This post was updated Sept. 22 at 2:06 p.m.
The University of California admitted at least 64 unqualified students between 2013 and 2019 based on donations or family connections, including four applicants admitted to UCLA as student-athletes, according to a state audit released Tuesday.
The report, conducted by California State Auditor Elaine Howle, reviewed admissions practices at UCLA, UC Santa Barbara, UC San Diego and UC Berkeley and found that the campuses failed to evaluate students fairly and to develop adequate and standardized admissions processes.
The majority of the improperly admitted students – 42 out of 64 – were admitted at UC Berkeley through its regular admissions process. Most of the students UC Berkeley admitted either had connections to the school’s staff or their family were donors to the university.
The other 22 students were recruited as student-athletes across the four UC campuses in the report, despite a lack of athletic qualifications, because of family connections or donations. UCLA admitted four of these students. The report did not clarify what team the students were accepted to, when they were accepted or if they were connected with the 2019 Operation Varsity Blues scandal.
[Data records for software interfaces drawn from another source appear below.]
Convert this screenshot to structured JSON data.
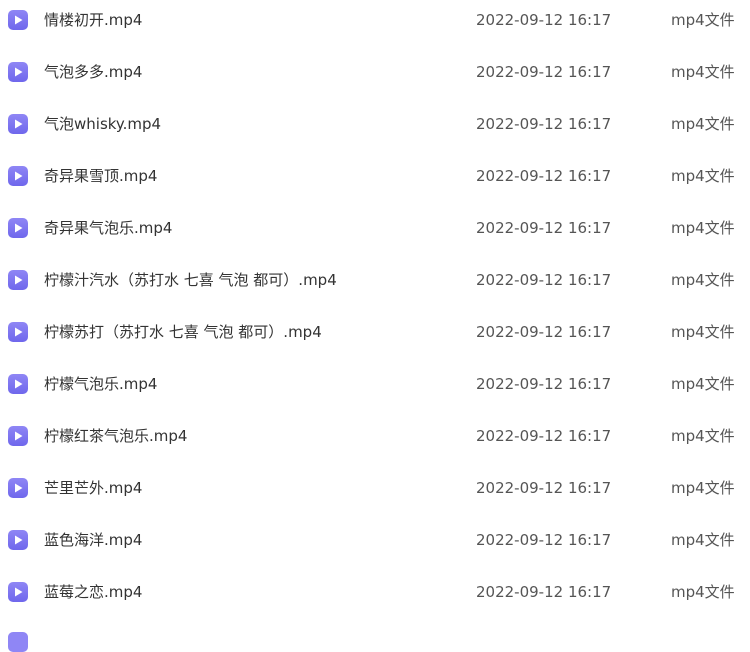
{
  "files": [
    {
      "icon": "video-file-icon",
      "name": "情楼初开.mp4",
      "date": "2022-09-12 16:17",
      "type": "mp4文件"
    },
    {
      "icon": "video-file-icon",
      "name": "气泡多多.mp4",
      "date": "2022-09-12 16:17",
      "type": "mp4文件"
    },
    {
      "icon": "video-file-icon",
      "name": "气泡whisky.mp4",
      "date": "2022-09-12 16:17",
      "type": "mp4文件"
    },
    {
      "icon": "video-file-icon",
      "name": "奇异果雪顶.mp4",
      "date": "2022-09-12 16:17",
      "type": "mp4文件"
    },
    {
      "icon": "video-file-icon",
      "name": "奇异果气泡乐.mp4",
      "date": "2022-09-12 16:17",
      "type": "mp4文件"
    },
    {
      "icon": "video-file-icon",
      "name": "柠檬汁汽水（苏打水 七喜 气泡 都可）.mp4",
      "date": "2022-09-12 16:17",
      "type": "mp4文件"
    },
    {
      "icon": "video-file-icon",
      "name": "柠檬苏打（苏打水 七喜 气泡 都可）.mp4",
      "date": "2022-09-12 16:17",
      "type": "mp4文件"
    },
    {
      "icon": "video-file-icon",
      "name": "柠檬气泡乐.mp4",
      "date": "2022-09-12 16:17",
      "type": "mp4文件"
    },
    {
      "icon": "video-file-icon",
      "name": "柠檬红茶气泡乐.mp4",
      "date": "2022-09-12 16:17",
      "type": "mp4文件"
    },
    {
      "icon": "video-file-icon",
      "name": "芒里芒外.mp4",
      "date": "2022-09-12 16:17",
      "type": "mp4文件"
    },
    {
      "icon": "video-file-icon",
      "name": "蓝色海洋.mp4",
      "date": "2022-09-12 16:17",
      "type": "mp4文件"
    },
    {
      "icon": "video-file-icon",
      "name": "蓝莓之恋.mp4",
      "date": "2022-09-12 16:17",
      "type": "mp4文件"
    }
  ],
  "colors": {
    "icon_accent": "#7b73f0",
    "text": "#333333",
    "meta_text": "#555555"
  }
}
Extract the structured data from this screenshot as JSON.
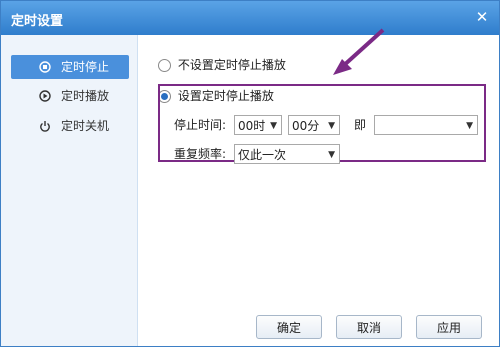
{
  "window": {
    "title": "定时设置",
    "close_glyph": "✕"
  },
  "sidebar": {
    "items": [
      {
        "label": "定时停止",
        "icon": "stop-circle-icon",
        "active": true
      },
      {
        "label": "定时播放",
        "icon": "play-circle-icon",
        "active": false
      },
      {
        "label": "定时关机",
        "icon": "power-icon",
        "active": false
      }
    ]
  },
  "options": {
    "no_stop_label": "不设置定时停止播放",
    "set_stop_label": "设置定时停止播放",
    "selected": "set_stop"
  },
  "form": {
    "stop_time_label": "停止时间:",
    "hour_value": "00时",
    "minute_value": "00分",
    "immediate_label": "即",
    "immediate_value": "",
    "repeat_label": "重复频率:",
    "repeat_value": "仅此一次"
  },
  "buttons": {
    "ok": "确定",
    "cancel": "取消",
    "apply": "应用"
  },
  "colors": {
    "accent": "#4a90dc",
    "highlight_box": "#7b2a86"
  }
}
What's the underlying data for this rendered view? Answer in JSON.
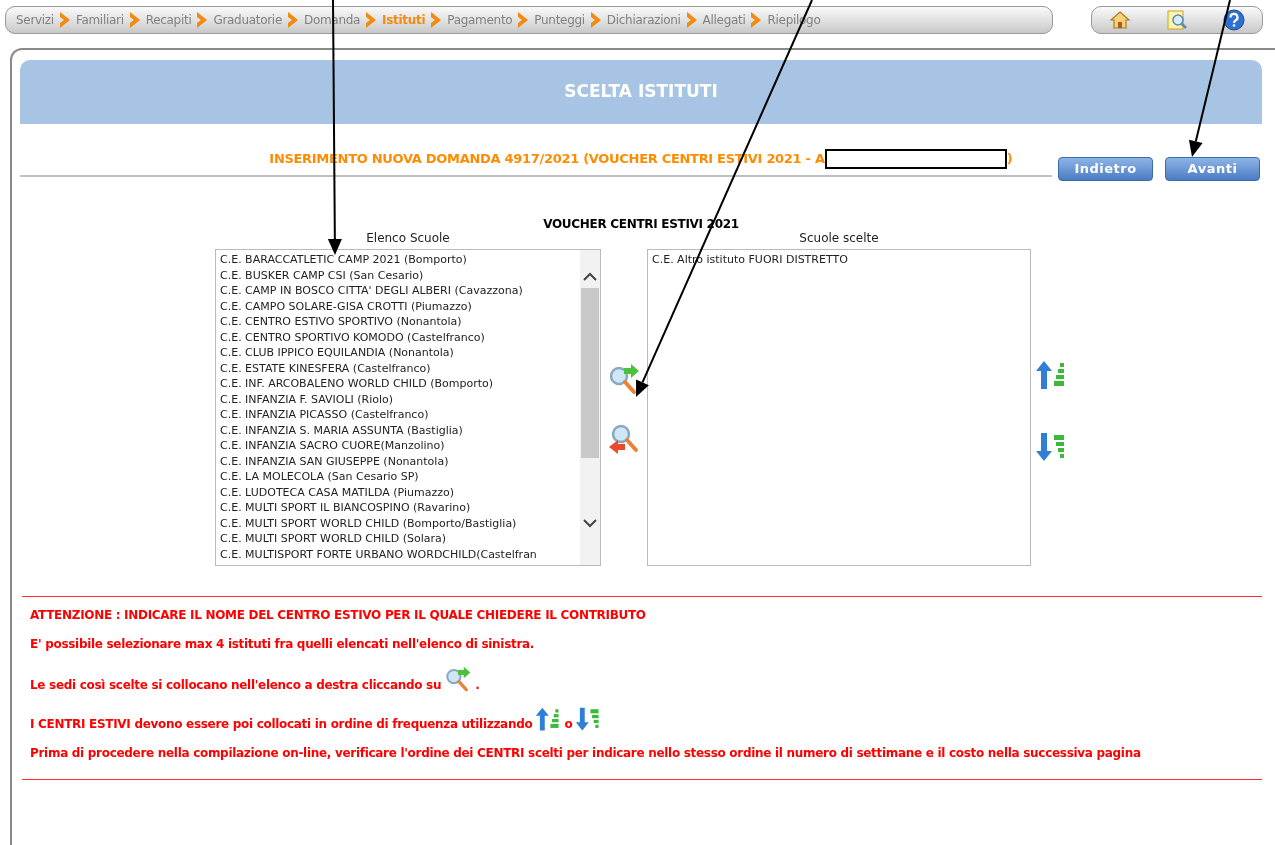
{
  "steps": [
    {
      "label": "Servizi",
      "selected": false
    },
    {
      "label": "Familiari",
      "selected": false
    },
    {
      "label": "Recapiti",
      "selected": false
    },
    {
      "label": "Graduatorie",
      "selected": false
    },
    {
      "label": "Domanda",
      "selected": false
    },
    {
      "label": "Istituti",
      "selected": true
    },
    {
      "label": "Pagamento",
      "selected": false
    },
    {
      "label": "Punteggi",
      "selected": false
    },
    {
      "label": "Dichiarazioni",
      "selected": false
    },
    {
      "label": "Allegati",
      "selected": false
    },
    {
      "label": "Riepilogo",
      "selected": false
    }
  ],
  "header": {
    "title": "SCELTA ISTITUTI"
  },
  "subtitle": {
    "text": "INSERIMENTO NUOVA DOMANDA 4917/2021 (VOUCHER CENTRI ESTIVI 2021 - A",
    "end": ")"
  },
  "buttons": [
    "Indietro",
    "Avanti"
  ],
  "section_title": "VOUCHER CENTRI ESTIVI 2021",
  "available": {
    "label": "Elenco Scuole",
    "items": [
      "C.E. BARACCATLETIC CAMP 2021 (Bomporto)",
      "C.E. BUSKER CAMP CSI (San Cesario)",
      "C.E. CAMP IN BOSCO CITTA' DEGLI ALBERI (Cavazzona)",
      "C.E. CAMPO SOLARE-GISA CROTTI (Piumazzo)",
      "C.E. CENTRO ESTIVO SPORTIVO (Nonantola)",
      "C.E. CENTRO SPORTIVO KOMODO (Castelfranco)",
      "C.E. CLUB IPPICO EQUILANDIA (Nonantola)",
      "C.E. ESTATE KINESFERA (Castelfranco)",
      "C.E. INF. ARCOBALENO WORLD CHILD (Bomporto)",
      "C.E. INFANZIA F. SAVIOLI (Riolo)",
      "C.E. INFANZIA PICASSO (Castelfranco)",
      "C.E. INFANZIA S. MARIA ASSUNTA (Bastiglia)",
      "C.E. INFANZIA SACRO CUORE(Manzolino)",
      "C.E. INFANZIA SAN GIUSEPPE (Nonantola)",
      "C.E. LA MOLECOLA (San Cesario SP)",
      "C.E. LUDOTECA CASA MATILDA (Piumazzo)",
      "C.E. MULTI SPORT IL BIANCOSPINO (Ravarino)",
      "C.E. MULTI SPORT WORLD CHILD (Bomporto/Bastiglia)",
      "C.E. MULTI SPORT WORLD CHILD (Solara)",
      "C.E. MULTISPORT FORTE URBANO WORDCHILD(Castelfran"
    ]
  },
  "chosen": {
    "label": "Scuole scelte",
    "items": [
      "C.E. Altro istituto FUORI DISTRETTO"
    ]
  },
  "notes": [
    {
      "parts": [
        {
          "kind": "text",
          "text": "ATTENZIONE : INDICARE IL NOME DEL CENTRO ESTIVO PER IL QUALE CHIEDERE IL CONTRIBUTO"
        }
      ]
    },
    {
      "parts": [
        {
          "kind": "text",
          "text": "E' possibile selezionare max 4 istituti fra quelli elencati nell'elenco di sinistra."
        }
      ]
    },
    {
      "parts": [
        {
          "kind": "text",
          "text": "Le sedi così scelte si collocano nell'elenco a destra cliccando su"
        },
        {
          "kind": "add"
        },
        {
          "kind": "text",
          "text": "."
        }
      ]
    },
    {
      "parts": [
        {
          "kind": "text",
          "text": "I CENTRI ESTIVI devono essere poi collocati in ordine di frequenza utilizzando"
        },
        {
          "kind": "up"
        },
        {
          "kind": "text",
          "text": "o"
        },
        {
          "kind": "down"
        }
      ]
    },
    {
      "parts": [
        {
          "kind": "text",
          "text": "Prima di procedere nella compilazione on-line, verificare l'ordine dei CENTRI scelti per indicare nello stesso ordine il numero di settimane e il costo nella successiva pagina"
        }
      ]
    }
  ]
}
Most of the improperly admitted students were white and at least half came from families who earned $150,000 or more per year, according to the report.
“By admitting 64 noncompetitive applicants, the university undermined the fairness and integrity of its admissions process and deprived more qualified students of the opportunity for admission,” Howle said in the report.
The report comes around a year after the Operation Varsity Blues scandal. Jorge Salcedo, then the UCLA men’s soccer head coach, designated two UCLA applicants as men’s soccer recruits, despite their having limited athletic experience in exchange for up to $200,000. One of those two applicants were admitted to UCLA.
Salcedo has since pleaded guilty to conspiracy to commit racketeering. Indira Talwana, a U.S. district judge presiding over Salcedo’s case, has not accepted Salcedo’s plea deal, as of publication. Salcedo’s sentencing is scheduled Nov. 24.
The report said the UC Office of the President conducted an internal review of its application process after the Operation Varsity Blues scandal but did not sufficiently address weaknesses in the admissions process at individual UC campuses. The UC requires more oversight of campus staff to prevent improper admissions decisions UC-wide, the report added.
UCLA said in a statement that the improper admissions highlighted in the report came before UCLA Athletics adopted “additional safeguards,” and that UCLA has implemented recommendations from the UC’s admissions audit.
“UCLA is committed to continuously improving our process so that we can consistently yield an excellent and well-rounded class that provides an opportunity for all of our students to go on to make great contributions to our world,” the statement said.
Although no campus has added sufficient safeguards for its athletics admissions processes, UCLA has begun to establish criteria to verify if prospective student-athletes have athletic qualifications, the report added. If implemented UC-wide, UCLA’s system to verify student-athlete talent could “reduce the risk that a coach would be able to facilitate the admission of an unqualified applicant,” the report said.
Howle submitted the audit to Gov. Gavin Newsom on Tuesday. The state passed the audit to assess the possibility of fraud or other corrupt admissions practices within the UC, Howle wrote in a public letter.
“The Office of the President has allowed the weaknesses in these practices to persist because it has not conducted adequate oversight of campuses’ admissions processes,” Howle said in the report. “Stronger standards and oversight are necessary to improve the university’s ability to guarantee a fair and merit-based admissions process and to detect and prevent inappropriate admissions decisions.”
UC President Michael Drake said in an emailed statement that the UC will “swiftly address” the concerns raised by the report and that people involved will be disciplined. The UC is committed to having a level playing field for applicants, he added.
“In the coming weeks, UC will conduct a thorough review of the audit findings, coordinate with campuses, and map out the necessary corrective actions,” Drake said. “We will stay proactive and accountable, while keeping (the California State Auditor), the UC community and the public apprised of our reforms.”